Great (but not yet free) fares to Australia
Looks like those normally laid-back Australians are worried about one thing—the downtrodden global economy's effect on tourism. As The Age reported last week (and travel blog Jaunted picked up), the Australian government is mulling over a plan to pay for tourists' flights, as long as the tourists spend a certain amount of dough once they land (it would be something like $3,200). There's no guarantee that plan will pass—but it's already possible to get yourself to Australia cheaply these days. Qantas, the country's national carrier, just cut one-way fares from L.A. and San Francisco to several cities, including Sydney, Melbourne, and Brisbane. Flights start at $299 each way, or $598 round-trip, before taxes (which we saw running about $120.) The deadline to book is by Friday—so act fast. Travel is through Oct. 24. United Airlines has a competing sale, with rates from L.A. to Melbourne and Sydney starting at $299 each way before taxes (also around $120). Book by Monday for travel through June 15. Remember that the more flexible your dates, the more likely you are to get a deal (travel on weekends will almost always be more expensive). You can get more info on Australia's official tourism site and even plan a One Week Walkabout package. (Need to get inspired? Try watching the epic Australia; it's now out on DVD. Read what we said about it the 2008 edition of Movie Quest.)
A few good links: Stripping naked for Aer Lingus

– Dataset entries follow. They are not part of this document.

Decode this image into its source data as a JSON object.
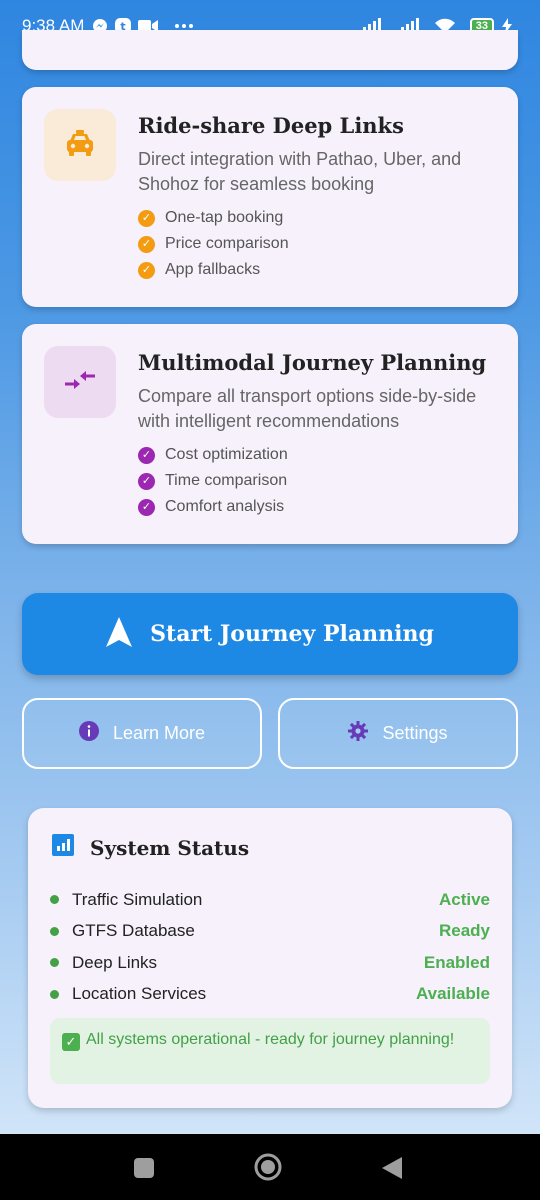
{
  "status_bar": {
    "time": "9:38 AM",
    "battery": "33",
    "icons": [
      "messenger-icon",
      "app-icon",
      "video-icon",
      "more-icon",
      "signal-icon",
      "signal-icon",
      "wifi-icon",
      "battery-icon",
      "charging-icon"
    ]
  },
  "features": [
    {
      "title": "Ride-share Deep Links",
      "description": "Direct integration with Pathao, Uber, and Shohoz for seamless booking",
      "icon": "taxi-icon",
      "accent": "#f39c12",
      "icon_bg": "#faead8",
      "items": [
        "One-tap booking",
        "Price comparison",
        "App fallbacks"
      ]
    },
    {
      "title": "Multimodal Journey Planning",
      "description": "Compare all transport options side-by-side with intelligent recommendations",
      "icon": "compare-arrows-icon",
      "accent": "#9c27b0",
      "icon_bg": "#eddcf1",
      "items": [
        "Cost optimization",
        "Time comparison",
        "Comfort analysis"
      ]
    }
  ],
  "actions": {
    "primary": "Start Journey Planning",
    "learn_more": "Learn More",
    "settings": "Settings"
  },
  "system_status": {
    "title": "System Status",
    "rows": [
      {
        "label": "Traffic Simulation",
        "value": "Active"
      },
      {
        "label": "GTFS Database",
        "value": "Ready"
      },
      {
        "label": "Deep Links",
        "value": "Enabled"
      },
      {
        "label": "Location Services",
        "value": "Available"
      }
    ],
    "message": "All systems operational - ready for journey planning!"
  },
  "colors": {
    "primary": "#1e88e5",
    "success": "#4caf50",
    "purple": "#673ab7"
  }
}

Hundreds strip 'naked' to win free Aer Lingus flights Participants got "strategically placed shamrocks" to cover up a bit. What is it with Irish airlines? [Telegraph] Ryanair offers cash reward if you invent their next fee. And we thought the paying to pee was just a publicity stunt. [upgrade: travel better] Take five native New Yorkers… The Guardian asks for (and critiques) five locals' advice on hanging out in the city. Immigration Explorer A county-by-county map shows the origins of first-generation immigrants . [New York Times] Fear of Flying Completely non-actionable advice for making it into the air. [Morning News] Scoring a Restaurant Table Online OpenTable.com, Restaurant.com, and a host of others. [Wall Street Journal] Australia Says 'Mayday, Mayday, We'll Pay You To Visit Us'. A proposal that the Aussie government pay for your flight. [Jaunted] Sears Tower to be renamed Willis Tower. The nation's tallest building has a new name, but will anyone use it? [Chicago Sun-Times] Man sues American Airlines for revoking his lifetime travel pass. He paid $250,000 20 years ago for lifetime first-class seats. [Gadling]